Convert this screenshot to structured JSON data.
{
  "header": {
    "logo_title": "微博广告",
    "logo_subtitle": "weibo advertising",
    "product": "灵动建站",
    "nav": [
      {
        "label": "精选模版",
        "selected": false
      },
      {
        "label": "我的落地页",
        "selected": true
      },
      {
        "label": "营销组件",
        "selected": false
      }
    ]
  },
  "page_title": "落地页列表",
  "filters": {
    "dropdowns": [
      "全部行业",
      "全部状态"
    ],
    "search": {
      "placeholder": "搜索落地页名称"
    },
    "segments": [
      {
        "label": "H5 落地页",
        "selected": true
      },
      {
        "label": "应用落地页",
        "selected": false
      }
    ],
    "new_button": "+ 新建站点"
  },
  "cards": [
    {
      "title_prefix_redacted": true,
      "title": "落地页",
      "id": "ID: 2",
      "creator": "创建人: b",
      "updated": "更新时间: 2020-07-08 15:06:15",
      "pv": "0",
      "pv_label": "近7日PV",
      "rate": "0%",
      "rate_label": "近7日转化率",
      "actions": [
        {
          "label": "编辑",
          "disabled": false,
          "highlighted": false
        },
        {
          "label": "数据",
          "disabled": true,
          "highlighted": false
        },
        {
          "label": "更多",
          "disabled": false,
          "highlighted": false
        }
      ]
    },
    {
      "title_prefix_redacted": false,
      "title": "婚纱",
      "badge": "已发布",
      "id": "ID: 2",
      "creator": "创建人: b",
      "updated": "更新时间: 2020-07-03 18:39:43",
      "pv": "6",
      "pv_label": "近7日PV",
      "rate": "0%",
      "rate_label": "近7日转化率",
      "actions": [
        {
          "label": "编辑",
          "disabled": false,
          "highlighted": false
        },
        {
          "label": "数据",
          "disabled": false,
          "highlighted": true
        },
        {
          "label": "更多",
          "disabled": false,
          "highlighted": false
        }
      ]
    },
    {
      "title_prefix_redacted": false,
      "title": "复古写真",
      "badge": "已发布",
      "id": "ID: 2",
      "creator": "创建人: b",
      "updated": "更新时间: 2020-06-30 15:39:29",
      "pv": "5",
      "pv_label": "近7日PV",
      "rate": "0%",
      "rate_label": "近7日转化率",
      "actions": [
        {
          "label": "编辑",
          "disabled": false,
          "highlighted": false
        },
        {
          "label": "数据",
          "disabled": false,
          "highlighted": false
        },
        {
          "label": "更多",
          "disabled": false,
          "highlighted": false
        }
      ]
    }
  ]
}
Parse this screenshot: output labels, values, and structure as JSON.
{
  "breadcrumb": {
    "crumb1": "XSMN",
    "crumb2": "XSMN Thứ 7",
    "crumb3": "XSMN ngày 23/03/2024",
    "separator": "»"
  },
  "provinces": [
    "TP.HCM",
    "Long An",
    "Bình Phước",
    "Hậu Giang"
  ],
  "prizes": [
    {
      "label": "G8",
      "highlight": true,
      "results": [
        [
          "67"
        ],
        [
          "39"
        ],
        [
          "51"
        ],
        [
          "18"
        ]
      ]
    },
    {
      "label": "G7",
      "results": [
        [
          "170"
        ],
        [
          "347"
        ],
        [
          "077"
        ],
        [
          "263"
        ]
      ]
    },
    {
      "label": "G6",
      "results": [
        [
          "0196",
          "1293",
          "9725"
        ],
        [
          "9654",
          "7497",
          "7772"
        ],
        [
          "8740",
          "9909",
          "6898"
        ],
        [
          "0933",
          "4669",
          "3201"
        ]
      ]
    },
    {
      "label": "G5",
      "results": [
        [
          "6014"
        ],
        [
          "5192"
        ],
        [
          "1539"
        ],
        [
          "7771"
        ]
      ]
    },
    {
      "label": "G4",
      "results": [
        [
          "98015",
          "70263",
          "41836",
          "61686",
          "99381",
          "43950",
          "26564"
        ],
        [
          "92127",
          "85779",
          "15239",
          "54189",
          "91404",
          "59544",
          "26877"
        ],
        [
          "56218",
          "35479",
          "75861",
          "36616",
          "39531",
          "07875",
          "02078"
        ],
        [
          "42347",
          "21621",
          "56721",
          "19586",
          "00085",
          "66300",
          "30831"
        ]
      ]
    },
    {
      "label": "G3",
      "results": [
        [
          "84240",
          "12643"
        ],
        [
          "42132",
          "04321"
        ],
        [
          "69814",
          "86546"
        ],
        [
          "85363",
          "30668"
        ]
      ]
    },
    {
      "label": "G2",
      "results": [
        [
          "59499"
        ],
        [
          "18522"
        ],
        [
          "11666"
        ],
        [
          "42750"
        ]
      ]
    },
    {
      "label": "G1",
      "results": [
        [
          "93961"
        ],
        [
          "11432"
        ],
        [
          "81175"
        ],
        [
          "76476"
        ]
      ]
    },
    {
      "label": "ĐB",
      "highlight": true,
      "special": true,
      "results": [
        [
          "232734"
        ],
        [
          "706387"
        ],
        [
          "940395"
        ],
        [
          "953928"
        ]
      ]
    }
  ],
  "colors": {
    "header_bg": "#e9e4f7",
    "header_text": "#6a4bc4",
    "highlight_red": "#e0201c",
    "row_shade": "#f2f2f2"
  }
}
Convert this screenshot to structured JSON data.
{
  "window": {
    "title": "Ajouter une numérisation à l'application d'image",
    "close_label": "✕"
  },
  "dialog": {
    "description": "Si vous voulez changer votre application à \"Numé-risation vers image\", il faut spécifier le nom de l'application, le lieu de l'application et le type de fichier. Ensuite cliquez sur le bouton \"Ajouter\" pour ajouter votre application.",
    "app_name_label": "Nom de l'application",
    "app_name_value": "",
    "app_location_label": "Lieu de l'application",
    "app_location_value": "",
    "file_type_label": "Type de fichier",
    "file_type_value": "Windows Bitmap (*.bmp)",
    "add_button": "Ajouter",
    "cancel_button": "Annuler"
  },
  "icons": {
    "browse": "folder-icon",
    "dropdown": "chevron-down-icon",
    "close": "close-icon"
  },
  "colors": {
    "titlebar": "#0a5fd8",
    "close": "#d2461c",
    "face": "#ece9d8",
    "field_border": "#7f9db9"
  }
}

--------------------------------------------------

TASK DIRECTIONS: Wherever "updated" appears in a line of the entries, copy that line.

ANSWER SECTION:
      "updated": "更新时间: 2020-07-08 15:06:15",
      "updated": "更新时间: 2020-07-03 18:39:43",
      "updated": "更新时间: 2020-06-30 15:39:29",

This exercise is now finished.